#### Exercise instructions
Please retype all of the records below word for word, leaving out any pictures.

#### Provided data
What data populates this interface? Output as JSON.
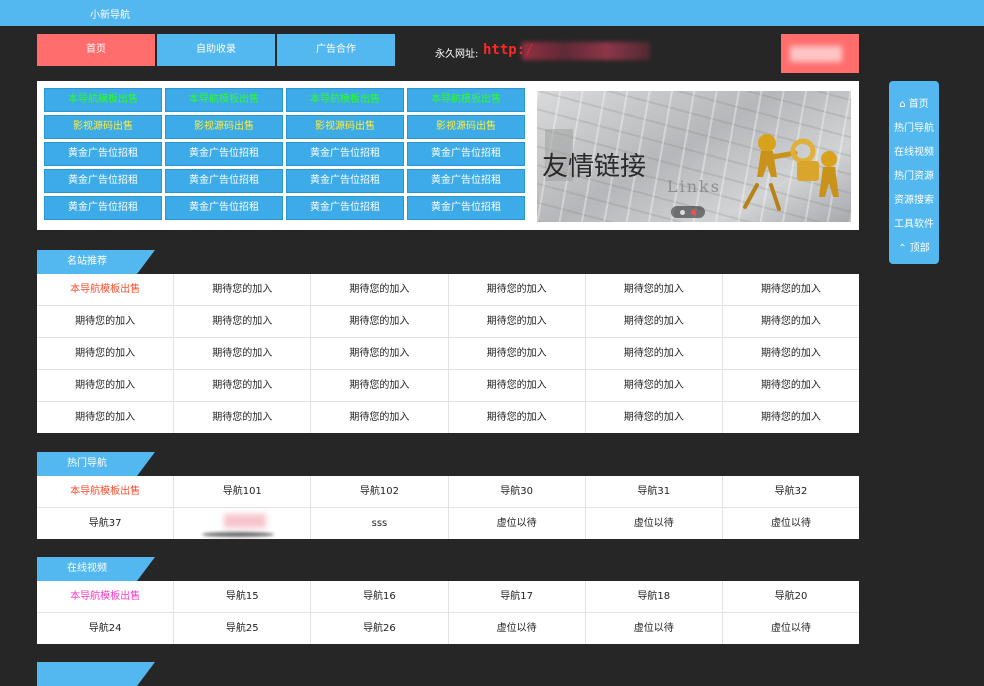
{
  "header": {
    "site_title": "小新导航"
  },
  "nav": {
    "items": [
      {
        "label": "首页"
      },
      {
        "label": "自助收录"
      },
      {
        "label": "广告合作"
      }
    ],
    "url_label": "永久网址:",
    "url_value": "http:/"
  },
  "ads": {
    "rows": [
      [
        "本导航模板出售",
        "本导航模板出售",
        "本导航模板出售",
        "本导航模板出售"
      ],
      [
        "影视源码出售",
        "影视源码出售",
        "影视源码出售",
        "影视源码出售"
      ],
      [
        "黄金广告位招租",
        "黄金广告位招租",
        "黄金广告位招租",
        "黄金广告位招租"
      ],
      [
        "黄金广告位招租",
        "黄金广告位招租",
        "黄金广告位招租",
        "黄金广告位招租"
      ],
      [
        "黄金广告位招租",
        "黄金广告位招租",
        "黄金广告位招租",
        "黄金广告位招租"
      ]
    ],
    "row_colors": [
      "#2bff1f",
      "#ffee3a",
      "#ffffff",
      "#ffffff",
      "#ffffff"
    ]
  },
  "banner": {
    "title": "友情链接",
    "subtitle": "Links"
  },
  "sidebar": {
    "items": [
      {
        "label": "首页",
        "icon": "home-icon"
      },
      {
        "label": "热门导航"
      },
      {
        "label": "在线视频"
      },
      {
        "label": "热门资源"
      },
      {
        "label": "资源搜索"
      },
      {
        "label": "工具软件"
      },
      {
        "label": "顶部",
        "icon": "chevron-up-icon"
      }
    ]
  },
  "sections": [
    {
      "title": "名站推荐",
      "rows": [
        [
          "本导航模板出售",
          "期待您的加入",
          "期待您的加入",
          "期待您的加入",
          "期待您的加入",
          "期待您的加入"
        ],
        [
          "期待您的加入",
          "期待您的加入",
          "期待您的加入",
          "期待您的加入",
          "期待您的加入",
          "期待您的加入"
        ],
        [
          "期待您的加入",
          "期待您的加入",
          "期待您的加入",
          "期待您的加入",
          "期待您的加入",
          "期待您的加入"
        ],
        [
          "期待您的加入",
          "期待您的加入",
          "期待您的加入",
          "期待您的加入",
          "期待您的加入",
          "期待您的加入"
        ],
        [
          "期待您的加入",
          "期待您的加入",
          "期待您的加入",
          "期待您的加入",
          "期待您的加入",
          "期待您的加入"
        ]
      ]
    },
    {
      "title": "热门导航",
      "rows": [
        [
          "本导航模板出售",
          "导航101",
          "导航102",
          "导航30",
          "导航31",
          "导航32"
        ],
        [
          "导航37",
          "",
          "sss",
          "虚位以待",
          "虚位以待",
          "虚位以待"
        ]
      ]
    },
    {
      "title": "在线视频",
      "rows": [
        [
          "本导航模板出售",
          "导航15",
          "导航16",
          "导航17",
          "导航18",
          "导航20"
        ],
        [
          "导航24",
          "导航25",
          "导航26",
          "虚位以待",
          "虚位以待",
          "虚位以待"
        ]
      ]
    }
  ],
  "colors": {
    "accent_blue": "#53b8f0",
    "accent_red": "#ff6d6d",
    "background": "#262626",
    "highlight_red_text": "#ff4b2b",
    "highlight_pink_text": "#ff37c8",
    "url_red": "#ff2626"
  }
}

#### Exercise solution
What data populates this interface? Output as JSON.
{
  "header": {
    "site_title": "小新导航"
  },
  "nav": {
    "items": [
      {
        "label": "首页"
      },
      {
        "label": "自助收录"
      },
      {
        "label": "广告合作"
      }
    ],
    "url_label": "永久网址:",
    "url_value": "http:/"
  },
  "ads": {
    "rows": [
      [
        "本导航模板出售",
        "本导航模板出售",
        "本导航模板出售",
        "本导航模板出售"
      ],
      [
        "影视源码出售",
        "影视源码出售",
        "影视源码出售",
        "影视源码出售"
      ],
      [
        "黄金广告位招租",
        "黄金广告位招租",
        "黄金广告位招租",
        "黄金广告位招租"
      ],
      [
        "黄金广告位招租",
        "黄金广告位招租",
        "黄金广告位招租",
        "黄金广告位招租"
      ],
      [
        "黄金广告位招租",
        "黄金广告位招租",
        "黄金广告位招租",
        "黄金广告位招租"
      ]
    ],
    "row_colors": [
      "#2bff1f",
      "#ffee3a",
      "#ffffff",
      "#ffffff",
      "#ffffff"
    ]
  },
  "banner": {
    "title": "友情链接",
    "subtitle": "Links"
  },
  "sidebar": {
    "items": [
      {
        "label": "首页",
        "icon": "home-icon"
      },
      {
        "label": "热门导航"
      },
      {
        "label": "在线视频"
      },
      {
        "label": "热门资源"
      },
      {
        "label": "资源搜索"
      },
      {
        "label": "工具软件"
      },
      {
        "label": "顶部",
        "icon": "chevron-up-icon"
      }
    ]
  },
  "sections": [
    {
      "title": "名站推荐",
      "rows": [
        [
          "本导航模板出售",
          "期待您的加入",
          "期待您的加入",
          "期待您的加入",
          "期待您的加入",
          "期待您的加入"
        ],
        [
          "期待您的加入",
          "期待您的加入",
          "期待您的加入",
          "期待您的加入",
          "期待您的加入",
          "期待您的加入"
        ],
        [
          "期待您的加入",
          "期待您的加入",
          "期待您的加入",
          "期待您的加入",
          "期待您的加入",
          "期待您的加入"
        ],
        [
          "期待您的加入",
          "期待您的加入",
          "期待您的加入",
          "期待您的加入",
          "期待您的加入",
          "期待您的加入"
        ],
        [
          "期待您的加入",
          "期待您的加入",
          "期待您的加入",
          "期待您的加入",
          "期待您的加入",
          "期待您的加入"
        ]
      ]
    },
    {
      "title": "热门导航",
      "rows": [
        [
          "本导航模板出售",
          "导航101",
          "导航102",
          "导航30",
          "导航31",
          "导航32"
        ],
        [
          "导航37",
          "",
          "sss",
          "虚位以待",
          "虚位以待",
          "虚位以待"
        ]
      ]
    },
    {
      "title": "在线视频",
      "rows": [
        [
          "本导航模板出售",
          "导航15",
          "导航16",
          "导航17",
          "导航18",
          "导航20"
        ],
        [
          "导航24",
          "导航25",
          "导航26",
          "虚位以待",
          "虚位以待",
          "虚位以待"
        ]
      ]
    }
  ],
  "colors": {
    "accent_blue": "#53b8f0",
    "accent_red": "#ff6d6d",
    "background": "#262626",
    "highlight_red_text": "#ff4b2b",
    "highlight_pink_text": "#ff37c8",
    "url_red": "#ff2626"
  }
}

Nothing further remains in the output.